Marketing in Troubled Times
How gaming's growth-and decline-is tied to the global economy
As I write this article, the stock market is in the midst of its eighth straight day of decline—and trillions of dollars of our wealth continue to be whittled away. It certainly is a frightening prospect. Who would have ever thought we would be making comparisons to the Great Depression?
There is no question that the bear market has impacted our industry, and in a meaningful way. Gaming stocks that were market leaders just a year ago have fallen 70 percent and more. Private equity deals that looked like no-brainers in February look like disasters today. Bankruptcies are starting. New properties are being stopped midstream. And expansions are being canceled.
So what happened? How did an industry that so many said was “recession-proof” end up in its biggest recession ever?
I think we can explain this predicament—and what to do about it—by viewing the development of gaming as a sequence of eras, each of which has been defined by certain views of capital deployment, bricks and mortar, and marketing. I would note that different markets are in different places along this continuum, so as you read, consider which might apply to you.
As gaming is legalized in a particular jurisdiction, it enters the first era, that of “constrained supply.” During this period, the race is on just to get a property open. It doesn’t much matter the quality of the bricks and mortar, the location or even the marketing. The simple product of a casino—slots and table games—is so compelling that customers will go through severe inconveniences, wait in lines, and sometimes even pay entry fees just to gain access to the product.
Twenty years ago, when gaming was legal only in Las Vegas and Atlantic City, properties were far less luxurious. They were gambling factories, grind joints that operated on a “key” marketing strategy: they unlocked the doors and made money. Since folks in Los Angeles or New York only had these options to legally gamble, they would drive hours, and stay in dark and musty rooms in order to gain access to the product.

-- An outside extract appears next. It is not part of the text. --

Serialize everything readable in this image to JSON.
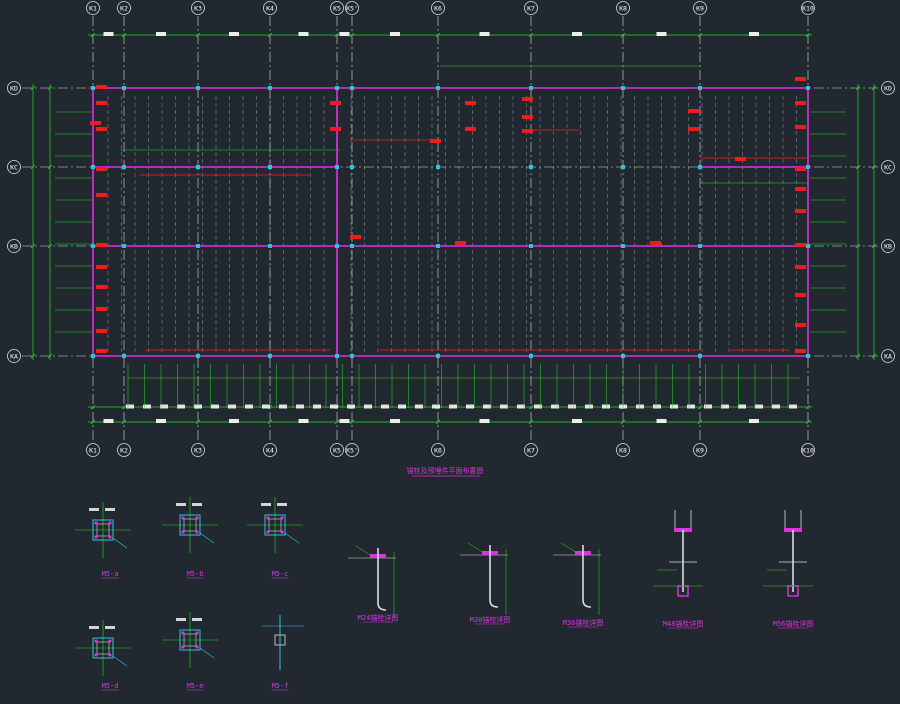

Think to the opening of the riverboat markets in the 1990s. Initial riverboats were just that: refurbished, multi-level, former passenger and transportation vehicles that were redone for casino gaming. And at first, they did just fine. Customers in Midwestern cities were so happy to have the product available, they flocked to these facilities.
The second era, that of the “bricks-and-mortar arms race,” starts when operators realize that they have a substantial amount of competition in a market, and that the better facility can stand out in the marketplace. Often, these are not first-movers, but second- or later-movers who come to dominate the marketplace. The Mirage’s 1989 launch or the Borgata five years ago are great examples of this. Ameristar’s Midwestern properties raised the bar in Missouri and Iowa, blowing away the first-era properties that had inhabited the market.
And it is with our examination of this era that we can begin to tie things back to our current economic morass. These new properties were almost always financed by low-interest, easy credit from Wall Street. Moreover, operator performance tends to be evaluated by EBITDA, which is a measurement of current operating income but does not incorporate the amount spent on capital improvements. Many companies fell into a trap of using easy credit to build lavish properties to marginally improve EBITDA.
And so we entered an arms race, where new restaurant after new hotel tower after new convention center blossomed. So long as the economy was artificially performing—based on unsustainable increases in housing prices and more of that easy credit—the hotel rooms filled, the restaurants were packed and all looked right in the world.
But eventually these markets become oversaturated—too many properties, and too many nice properties at that. Results stagnate, capital dries up, projects get canceled. Sound familiar?
Thus begins the third era in gaming development: the “era of optimization.” In this period, we have what we have, and performance improvements are no longer capital-based, but built on fundamental efficiency improvements.
In this era, we improve performance in one of two ways: either we cut costs, or we increase revenue. But based on what I have seen over the past six years in this industry, most operators are very good at operating cost-efficiently. In good times and bad, GMs have been trained well to keep staff low and watch operating performance. So, for better or worse, at most properties, cost-cutting isn’t much of an option.
This means the era of optimization really ends up being an era of marketing, where the smart operator looks for the right combination of relationship marketing strategies to maximize the value of its database. In this world, operators compete with each other for market share, and at the end of the day, all too often, one operator’s success is another’s loss.
But the good news is that not all operators are going to effectively learn to market their properties, and so those that do will have substantial upside to claim.
The only meaningful strategy to win in this current environment is marketing. How we do that—the strategies and tactics that will work in this ever-changing world—will be the subject of my next column.
Randy Fine is managing director of the Fine Point Group and one of the world’s foremost experts in customer relationship marketing and gaming strategy and execution. Prior to founding Fine Point, he served as both vice president of Total Rewards and product marketing and vice president of slots and Total Rewards operations at Harrah’s Entertainment.